* _Material for the task_
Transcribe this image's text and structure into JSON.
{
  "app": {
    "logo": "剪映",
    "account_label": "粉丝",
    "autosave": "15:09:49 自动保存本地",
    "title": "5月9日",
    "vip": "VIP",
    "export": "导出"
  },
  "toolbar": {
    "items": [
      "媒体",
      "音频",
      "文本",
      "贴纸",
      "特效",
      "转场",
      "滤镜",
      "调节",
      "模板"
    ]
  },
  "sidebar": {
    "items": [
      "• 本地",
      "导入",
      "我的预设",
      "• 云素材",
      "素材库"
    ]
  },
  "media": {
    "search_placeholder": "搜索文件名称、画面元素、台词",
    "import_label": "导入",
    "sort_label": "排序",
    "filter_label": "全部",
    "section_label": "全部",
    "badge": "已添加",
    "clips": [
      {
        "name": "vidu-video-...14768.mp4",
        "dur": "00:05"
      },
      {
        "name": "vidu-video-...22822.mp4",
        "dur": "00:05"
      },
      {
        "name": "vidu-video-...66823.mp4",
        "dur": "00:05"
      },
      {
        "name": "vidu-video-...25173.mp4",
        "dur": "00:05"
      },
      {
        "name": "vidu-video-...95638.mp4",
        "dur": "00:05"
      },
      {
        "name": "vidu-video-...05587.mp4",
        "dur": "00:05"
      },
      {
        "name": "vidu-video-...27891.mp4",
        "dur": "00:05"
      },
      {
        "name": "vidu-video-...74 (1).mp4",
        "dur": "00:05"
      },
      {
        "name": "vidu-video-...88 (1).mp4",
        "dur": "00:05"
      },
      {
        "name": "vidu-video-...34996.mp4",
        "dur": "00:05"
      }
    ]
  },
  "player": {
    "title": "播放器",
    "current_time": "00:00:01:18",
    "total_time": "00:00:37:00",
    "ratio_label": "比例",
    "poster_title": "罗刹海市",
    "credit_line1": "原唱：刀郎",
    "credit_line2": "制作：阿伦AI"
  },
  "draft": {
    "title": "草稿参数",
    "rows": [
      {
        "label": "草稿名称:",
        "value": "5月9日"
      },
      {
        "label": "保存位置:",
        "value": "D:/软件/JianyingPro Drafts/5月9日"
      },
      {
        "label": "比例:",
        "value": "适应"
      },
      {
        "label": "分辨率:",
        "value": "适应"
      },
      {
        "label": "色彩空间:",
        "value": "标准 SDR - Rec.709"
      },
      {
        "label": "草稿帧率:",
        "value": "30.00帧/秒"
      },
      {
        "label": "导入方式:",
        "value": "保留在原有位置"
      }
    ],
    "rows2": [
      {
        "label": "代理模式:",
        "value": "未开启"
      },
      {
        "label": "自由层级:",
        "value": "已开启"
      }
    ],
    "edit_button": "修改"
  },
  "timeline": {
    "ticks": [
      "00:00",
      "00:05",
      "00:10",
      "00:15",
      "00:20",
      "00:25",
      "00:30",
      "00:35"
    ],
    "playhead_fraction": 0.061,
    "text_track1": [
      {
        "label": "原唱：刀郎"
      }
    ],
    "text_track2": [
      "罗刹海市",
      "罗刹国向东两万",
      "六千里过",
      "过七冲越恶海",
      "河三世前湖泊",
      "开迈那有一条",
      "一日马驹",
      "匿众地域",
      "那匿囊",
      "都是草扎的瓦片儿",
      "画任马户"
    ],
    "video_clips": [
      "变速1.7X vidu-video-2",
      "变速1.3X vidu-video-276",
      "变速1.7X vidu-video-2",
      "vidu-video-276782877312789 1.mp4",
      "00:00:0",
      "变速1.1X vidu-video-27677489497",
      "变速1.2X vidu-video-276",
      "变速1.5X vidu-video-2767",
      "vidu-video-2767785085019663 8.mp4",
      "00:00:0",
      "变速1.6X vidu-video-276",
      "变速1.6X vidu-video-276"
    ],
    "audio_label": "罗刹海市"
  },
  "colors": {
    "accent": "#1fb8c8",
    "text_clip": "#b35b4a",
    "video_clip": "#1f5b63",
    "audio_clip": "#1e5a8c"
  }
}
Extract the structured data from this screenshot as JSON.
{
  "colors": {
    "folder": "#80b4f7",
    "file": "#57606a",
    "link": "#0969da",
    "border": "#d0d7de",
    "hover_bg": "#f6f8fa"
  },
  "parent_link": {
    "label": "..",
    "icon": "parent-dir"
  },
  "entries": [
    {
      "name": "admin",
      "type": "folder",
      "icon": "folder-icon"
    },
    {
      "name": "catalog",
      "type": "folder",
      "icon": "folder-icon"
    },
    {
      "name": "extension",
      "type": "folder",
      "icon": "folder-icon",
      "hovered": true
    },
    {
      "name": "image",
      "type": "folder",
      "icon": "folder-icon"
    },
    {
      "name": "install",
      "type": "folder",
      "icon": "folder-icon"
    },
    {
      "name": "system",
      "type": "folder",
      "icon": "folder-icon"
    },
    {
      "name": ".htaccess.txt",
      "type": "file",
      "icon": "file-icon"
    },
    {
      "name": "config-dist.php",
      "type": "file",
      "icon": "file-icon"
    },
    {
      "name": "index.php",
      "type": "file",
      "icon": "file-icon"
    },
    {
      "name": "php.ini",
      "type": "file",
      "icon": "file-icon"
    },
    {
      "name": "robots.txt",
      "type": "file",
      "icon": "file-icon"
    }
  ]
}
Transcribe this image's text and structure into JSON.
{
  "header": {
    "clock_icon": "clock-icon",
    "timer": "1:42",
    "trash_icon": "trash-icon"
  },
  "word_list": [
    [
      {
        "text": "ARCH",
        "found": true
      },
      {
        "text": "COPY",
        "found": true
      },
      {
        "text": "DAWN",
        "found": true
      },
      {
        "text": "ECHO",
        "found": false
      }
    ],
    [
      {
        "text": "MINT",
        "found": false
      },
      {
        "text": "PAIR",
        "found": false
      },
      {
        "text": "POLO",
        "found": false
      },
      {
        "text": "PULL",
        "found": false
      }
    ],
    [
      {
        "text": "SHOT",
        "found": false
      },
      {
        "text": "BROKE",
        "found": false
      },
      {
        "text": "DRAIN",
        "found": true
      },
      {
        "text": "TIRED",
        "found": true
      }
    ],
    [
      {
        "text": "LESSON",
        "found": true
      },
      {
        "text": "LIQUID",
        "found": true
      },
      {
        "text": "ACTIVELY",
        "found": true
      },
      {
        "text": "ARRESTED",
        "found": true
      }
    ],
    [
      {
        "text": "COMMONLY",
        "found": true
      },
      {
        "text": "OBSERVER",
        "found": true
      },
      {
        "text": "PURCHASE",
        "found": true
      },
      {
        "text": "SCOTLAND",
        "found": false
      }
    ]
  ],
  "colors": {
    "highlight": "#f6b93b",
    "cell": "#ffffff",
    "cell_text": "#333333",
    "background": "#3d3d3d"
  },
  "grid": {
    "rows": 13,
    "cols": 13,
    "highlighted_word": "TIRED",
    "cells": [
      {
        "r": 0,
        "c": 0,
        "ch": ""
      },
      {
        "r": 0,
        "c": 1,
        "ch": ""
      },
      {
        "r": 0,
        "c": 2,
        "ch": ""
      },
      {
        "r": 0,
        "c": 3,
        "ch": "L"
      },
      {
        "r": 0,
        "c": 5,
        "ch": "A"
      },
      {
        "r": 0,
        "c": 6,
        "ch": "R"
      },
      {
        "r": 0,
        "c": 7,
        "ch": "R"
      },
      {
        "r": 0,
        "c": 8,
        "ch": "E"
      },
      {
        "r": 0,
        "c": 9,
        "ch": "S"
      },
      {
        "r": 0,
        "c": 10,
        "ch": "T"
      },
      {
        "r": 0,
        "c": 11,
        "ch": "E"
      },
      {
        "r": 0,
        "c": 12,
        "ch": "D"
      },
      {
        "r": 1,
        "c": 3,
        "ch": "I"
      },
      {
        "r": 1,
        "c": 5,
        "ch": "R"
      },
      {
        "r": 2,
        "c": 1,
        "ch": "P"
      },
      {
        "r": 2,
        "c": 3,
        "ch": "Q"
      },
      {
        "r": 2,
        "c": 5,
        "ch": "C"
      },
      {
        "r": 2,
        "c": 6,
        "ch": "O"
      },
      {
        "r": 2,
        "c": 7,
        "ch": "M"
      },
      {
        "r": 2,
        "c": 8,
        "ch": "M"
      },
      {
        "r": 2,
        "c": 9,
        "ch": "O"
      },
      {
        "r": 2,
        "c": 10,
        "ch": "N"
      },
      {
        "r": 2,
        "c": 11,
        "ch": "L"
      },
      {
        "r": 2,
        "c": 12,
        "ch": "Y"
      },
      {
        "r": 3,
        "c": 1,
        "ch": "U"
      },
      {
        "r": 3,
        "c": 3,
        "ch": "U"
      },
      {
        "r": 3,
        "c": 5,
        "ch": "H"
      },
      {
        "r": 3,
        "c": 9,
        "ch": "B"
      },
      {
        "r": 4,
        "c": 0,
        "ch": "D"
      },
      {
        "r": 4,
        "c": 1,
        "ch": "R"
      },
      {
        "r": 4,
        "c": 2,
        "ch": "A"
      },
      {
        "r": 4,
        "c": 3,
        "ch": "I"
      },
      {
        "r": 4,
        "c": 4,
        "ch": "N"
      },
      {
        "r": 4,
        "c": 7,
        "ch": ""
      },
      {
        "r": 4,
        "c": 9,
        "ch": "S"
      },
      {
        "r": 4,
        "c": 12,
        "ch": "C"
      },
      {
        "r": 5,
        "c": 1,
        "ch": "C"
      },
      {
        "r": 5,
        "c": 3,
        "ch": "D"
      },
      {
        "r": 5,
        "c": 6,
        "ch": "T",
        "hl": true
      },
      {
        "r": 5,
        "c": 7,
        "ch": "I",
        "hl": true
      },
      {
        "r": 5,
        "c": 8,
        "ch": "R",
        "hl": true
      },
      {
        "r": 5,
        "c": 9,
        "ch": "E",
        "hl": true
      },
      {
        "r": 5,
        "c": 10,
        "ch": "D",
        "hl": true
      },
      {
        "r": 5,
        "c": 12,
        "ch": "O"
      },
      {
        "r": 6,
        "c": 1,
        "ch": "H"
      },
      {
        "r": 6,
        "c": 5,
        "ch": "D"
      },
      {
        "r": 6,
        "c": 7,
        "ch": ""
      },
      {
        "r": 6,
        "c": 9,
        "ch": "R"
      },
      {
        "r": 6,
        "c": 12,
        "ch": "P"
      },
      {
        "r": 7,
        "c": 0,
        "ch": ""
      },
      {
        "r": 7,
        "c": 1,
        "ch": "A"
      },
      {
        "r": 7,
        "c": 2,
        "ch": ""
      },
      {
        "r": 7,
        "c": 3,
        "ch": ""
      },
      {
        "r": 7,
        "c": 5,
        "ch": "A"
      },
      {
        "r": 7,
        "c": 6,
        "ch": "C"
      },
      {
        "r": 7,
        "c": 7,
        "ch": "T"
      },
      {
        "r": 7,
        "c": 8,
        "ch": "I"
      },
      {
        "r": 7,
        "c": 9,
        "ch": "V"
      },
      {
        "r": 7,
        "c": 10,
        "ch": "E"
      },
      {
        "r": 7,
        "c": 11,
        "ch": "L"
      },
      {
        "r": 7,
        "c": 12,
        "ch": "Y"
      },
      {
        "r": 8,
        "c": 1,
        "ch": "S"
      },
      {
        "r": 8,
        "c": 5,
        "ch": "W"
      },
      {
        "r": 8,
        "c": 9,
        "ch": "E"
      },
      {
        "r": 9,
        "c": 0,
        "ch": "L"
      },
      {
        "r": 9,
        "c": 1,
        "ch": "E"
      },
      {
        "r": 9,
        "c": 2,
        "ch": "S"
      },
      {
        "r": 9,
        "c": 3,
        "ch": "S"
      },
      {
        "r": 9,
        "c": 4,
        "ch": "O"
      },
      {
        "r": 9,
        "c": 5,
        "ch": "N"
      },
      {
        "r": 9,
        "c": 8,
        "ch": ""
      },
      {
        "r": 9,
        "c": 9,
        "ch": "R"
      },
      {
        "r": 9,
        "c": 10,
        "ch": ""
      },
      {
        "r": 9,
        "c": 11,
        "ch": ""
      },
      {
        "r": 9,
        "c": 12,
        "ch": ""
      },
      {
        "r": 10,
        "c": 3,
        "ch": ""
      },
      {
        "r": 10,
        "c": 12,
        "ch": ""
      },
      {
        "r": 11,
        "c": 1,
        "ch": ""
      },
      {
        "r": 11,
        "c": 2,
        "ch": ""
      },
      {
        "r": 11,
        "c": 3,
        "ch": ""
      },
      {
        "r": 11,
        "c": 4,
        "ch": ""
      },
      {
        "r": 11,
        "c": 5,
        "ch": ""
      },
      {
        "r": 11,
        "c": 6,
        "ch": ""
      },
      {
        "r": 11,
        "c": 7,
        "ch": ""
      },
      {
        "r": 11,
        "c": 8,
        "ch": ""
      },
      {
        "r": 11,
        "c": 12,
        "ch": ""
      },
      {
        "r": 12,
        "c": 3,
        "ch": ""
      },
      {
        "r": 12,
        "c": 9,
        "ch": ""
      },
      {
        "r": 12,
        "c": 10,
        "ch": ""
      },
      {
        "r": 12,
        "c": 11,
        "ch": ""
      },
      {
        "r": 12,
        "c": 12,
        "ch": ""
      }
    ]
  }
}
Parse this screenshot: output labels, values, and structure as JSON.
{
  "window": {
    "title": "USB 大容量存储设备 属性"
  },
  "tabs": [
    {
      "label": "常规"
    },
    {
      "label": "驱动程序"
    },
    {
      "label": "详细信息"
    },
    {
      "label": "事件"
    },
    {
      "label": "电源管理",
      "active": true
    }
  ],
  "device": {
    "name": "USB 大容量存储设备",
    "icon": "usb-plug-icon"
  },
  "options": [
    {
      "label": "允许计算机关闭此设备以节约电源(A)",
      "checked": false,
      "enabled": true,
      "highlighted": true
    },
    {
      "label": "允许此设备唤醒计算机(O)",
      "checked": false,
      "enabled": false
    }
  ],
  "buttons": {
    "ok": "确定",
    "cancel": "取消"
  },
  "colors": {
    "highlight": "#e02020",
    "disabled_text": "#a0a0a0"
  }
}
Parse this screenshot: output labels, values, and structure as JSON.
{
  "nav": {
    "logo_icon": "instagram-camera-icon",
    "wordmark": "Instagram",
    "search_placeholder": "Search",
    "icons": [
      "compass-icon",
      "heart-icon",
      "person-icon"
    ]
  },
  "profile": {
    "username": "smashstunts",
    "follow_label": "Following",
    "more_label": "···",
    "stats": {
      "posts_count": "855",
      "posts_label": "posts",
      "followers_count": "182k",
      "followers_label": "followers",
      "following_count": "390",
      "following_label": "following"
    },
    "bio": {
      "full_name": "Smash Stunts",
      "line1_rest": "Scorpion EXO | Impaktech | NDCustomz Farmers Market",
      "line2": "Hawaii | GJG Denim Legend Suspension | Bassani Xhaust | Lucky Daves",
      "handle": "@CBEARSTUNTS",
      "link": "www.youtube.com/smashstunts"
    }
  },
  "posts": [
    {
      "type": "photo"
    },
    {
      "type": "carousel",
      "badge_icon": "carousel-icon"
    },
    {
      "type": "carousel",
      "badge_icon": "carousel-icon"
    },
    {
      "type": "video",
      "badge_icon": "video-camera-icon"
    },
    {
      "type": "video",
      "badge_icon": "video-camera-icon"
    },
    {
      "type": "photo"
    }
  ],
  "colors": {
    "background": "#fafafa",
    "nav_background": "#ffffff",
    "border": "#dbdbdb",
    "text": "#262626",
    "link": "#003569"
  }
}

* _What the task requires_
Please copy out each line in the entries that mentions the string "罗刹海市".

* _Written answer_
    "poster_title": "罗刹海市",
      "罗刹海市",
    "audio_label": "罗刹海市"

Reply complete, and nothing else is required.